2. Have they demonstrated stability and strength over the long haul?

3. How have they handled difficult situations in the past?

4. When they have made mistakes, how have they responded?

5. Has adversity caused them to crumble or to be renewed?

6. What lessons have they learned through hardship and how does that understanding affect their world view?

Next time, we'll talk about wisdom.


Anonymous said...

Tim, I was appalled at the conduct of some of the leaders of the political parties at the Leadership Debate. Some of them acted like children (you know when mommy is talking & the child keeps on trying to interupt to get mommy's attention ). These so called leaders acted more like "hecklers" rather than Leaders & really did not want to hear what was being said. I found it very difficult to hear one leader in particular because of this heckling. It was very clear to me who to vote for. I do not want a heckler as the Leader of Canada but somebody that quietly & methodically listens to the electorate & then with integrety leads the country as the PM.

Anonymous said...

I agree with anonymous. My wife and I listened to both debates. One of the debate participants was particularly obnoxious. It shows in his attitude in so many ways. He alone has the perfect platform. The newest particpant to this debate, who entered under questionable circumstances, showed her true colours in not adhering to the debating rules and went overtime and had to be reined in by the moderators. Nevertheless, debate is healthy as long it is not used to attack. The target of almost all the attacks was Stephen Harper, but he handled himself very well.

Anonymous said...

Tim - I totally agree with the aforementioned coments.
That is exactly what it was, hecklers. I admire Stephen Harper for keeping his cool.

Anonymous said...
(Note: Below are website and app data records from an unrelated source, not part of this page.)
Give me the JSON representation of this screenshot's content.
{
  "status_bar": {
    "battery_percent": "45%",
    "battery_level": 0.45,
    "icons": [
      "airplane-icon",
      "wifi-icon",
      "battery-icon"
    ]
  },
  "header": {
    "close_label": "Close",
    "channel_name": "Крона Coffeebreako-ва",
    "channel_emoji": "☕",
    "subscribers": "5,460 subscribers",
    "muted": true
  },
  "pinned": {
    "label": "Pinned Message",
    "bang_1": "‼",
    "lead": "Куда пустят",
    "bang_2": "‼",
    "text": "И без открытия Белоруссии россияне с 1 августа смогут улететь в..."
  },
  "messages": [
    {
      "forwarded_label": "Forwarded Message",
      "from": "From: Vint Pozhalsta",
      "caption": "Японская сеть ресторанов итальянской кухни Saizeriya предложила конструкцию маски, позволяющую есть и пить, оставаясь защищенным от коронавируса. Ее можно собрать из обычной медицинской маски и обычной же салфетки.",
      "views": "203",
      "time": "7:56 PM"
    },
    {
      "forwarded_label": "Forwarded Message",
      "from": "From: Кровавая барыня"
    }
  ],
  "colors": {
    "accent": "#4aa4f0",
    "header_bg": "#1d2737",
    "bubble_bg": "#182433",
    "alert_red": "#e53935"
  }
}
Tim,thank you for getting Scott B. to pass this along.I must say i agree with the comment about the hecklers.Yet for my family, more disturbing was when the leaders(in all fairness 3 of the 5)were asked a question from a voting citizen from different areas within Canada they spent the majority of thier time alloted to badjering S. Harper.I can not speak for all Canadians,Yet for my family and friends we would have preferred to hear what the leaders party would do for the people in that area based on the question asked.Do they think canadians are so clueless,to say that Harpers plan will not work ours will vote for me.HOW CHILDISH.NO ONEPLAN WILL EVER SOLVE THE NEEDS OF CANADIANS.People in most of western Canada are living in a good thriving economy at the present,Ont.,Que.,not so great,and the list could go on.The point i'd like to make is - STOP THE SHOW,in the future each leader should get equal time on prime time to hear and answer concerns of CANADIANS,'UNINTERRUPTED'.We have wouderful technology to view and or listen to these segments,and our vote would make it clear who will govern our country.I'm tierd of the views of the media,polling ferms and celebritys clouding peoples choices.I understand that most of us including me need clarification on certain matters and education about issuses that effect Canadians.So do i have the answer,sorry no.But if we Canadians must watch another debate with the leaders from our national parties,could it be held at a local park.Seat the leaders at the sand box and share the laughter with the world,perhaps they then would be humbled-AND START TO SERVE THE PEOPLE.

Tim Schindel said...

In defense of the leaders, the point of the debate from their perspective is not to have an intelligent discussion about an issue but to score points with the electorate by making the PM or their closest rival look bad. The optics of the debate are that they are childish and immature. They are all brilliant and intelligent people who want to serve and make a difference. As unbecoming as it may appear, the bickering that you see is just part of our political system for better or worse. If people didn't watch the debate or made it clear that attacking and 'slagging' an opponent would cost a party votes, things would change in a hurry...